**EXERCISE REQUIREMENTS:**
Since only the words are wanted, reproduce every entry exactly and leave the images behind.

TASK MATERIAL Start Marker

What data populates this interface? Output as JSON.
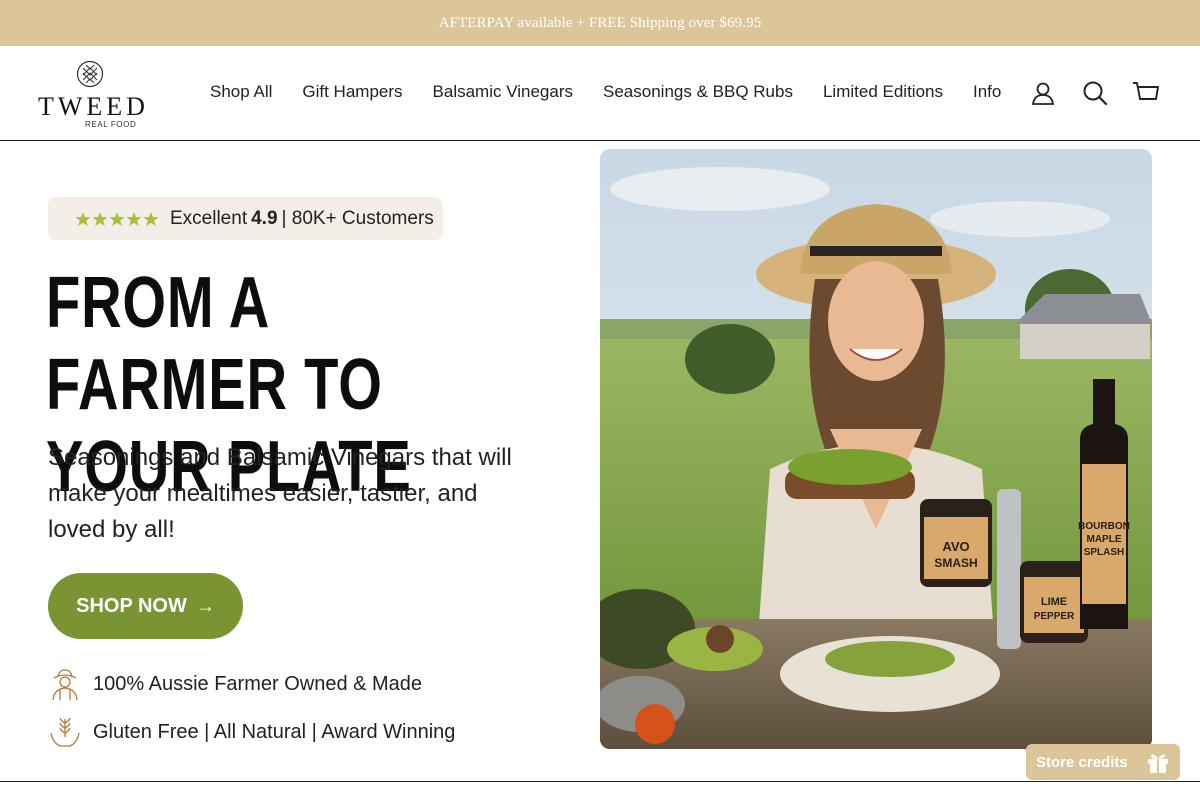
{
  "announcement": "AFTERPAY available + FREE Shipping over $69.95",
  "brand": {
    "name": "TWEED",
    "tagline": "REAL FOOD"
  },
  "nav": [
    "Shop All",
    "Gift Hampers",
    "Balsamic Vinegars",
    "Seasonings & BBQ Rubs",
    "Limited Editions",
    "Info"
  ],
  "header_icons": [
    "account-icon",
    "search-icon",
    "cart-icon"
  ],
  "rating": {
    "stars": 5,
    "label": "Excellent",
    "score": "4.9",
    "customers": "| 80K+ Customers"
  },
  "hero": {
    "headline_line1": "FROM A FARMER TO",
    "headline_line2": "YOUR PLATE",
    "subheadline": "Seasonings and Balsamic Vinegars that will make your mealtimes easier, tastier, and loved by all!",
    "cta": "SHOP NOW",
    "image_products": {
      "jar1_line1": "AVO",
      "jar1_line2": "SMASH",
      "jar2_line1": "LIME",
      "jar2_line2": "PEPPER",
      "bottle_line1": "BOURBON",
      "bottle_line2": "MAPLE",
      "bottle_line3": "SPLASH"
    }
  },
  "features": [
    {
      "icon": "farmer-icon",
      "text": "100% Aussie Farmer Owned & Made"
    },
    {
      "icon": "wheat-hand-icon",
      "text": "Gluten Free | All Natural | Award Winning"
    }
  ],
  "store_credits": "Store credits",
  "colors": {
    "announcement_bg": "#dcc699",
    "cta_green": "#7a9434",
    "rating_bg": "#f3efe8",
    "star": "#a6c23a"
  }
}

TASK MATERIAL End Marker

**RESPONSE TO THIS TASK:**
What data populates this interface? Output as JSON.
{
  "announcement": "AFTERPAY available + FREE Shipping over $69.95",
  "brand": {
    "name": "TWEED",
    "tagline": "REAL FOOD"
  },
  "nav": [
    "Shop All",
    "Gift Hampers",
    "Balsamic Vinegars",
    "Seasonings & BBQ Rubs",
    "Limited Editions",
    "Info"
  ],
  "header_icons": [
    "account-icon",
    "search-icon",
    "cart-icon"
  ],
  "rating": {
    "stars": 5,
    "label": "Excellent",
    "score": "4.9",
    "customers": "| 80K+ Customers"
  },
  "hero": {
    "headline_line1": "FROM A FARMER TO",
    "headline_line2": "YOUR PLATE",
    "subheadline": "Seasonings and Balsamic Vinegars that will make your mealtimes easier, tastier, and loved by all!",
    "cta": "SHOP NOW",
    "image_products": {
      "jar1_line1": "AVO",
      "jar1_line2": "SMASH",
      "jar2_line1": "LIME",
      "jar2_line2": "PEPPER",
      "bottle_line1": "BOURBON",
      "bottle_line2": "MAPLE",
      "bottle_line3": "SPLASH"
    }
  },
  "features": [
    {
      "icon": "farmer-icon",
      "text": "100% Aussie Farmer Owned & Made"
    },
    {
      "icon": "wheat-hand-icon",
      "text": "Gluten Free | All Natural | Award Winning"
    }
  ],
  "store_credits": "Store credits",
  "colors": {
    "announcement_bg": "#dcc699",
    "cta_green": "#7a9434",
    "rating_bg": "#f3efe8",
    "star": "#a6c23a"
  }
}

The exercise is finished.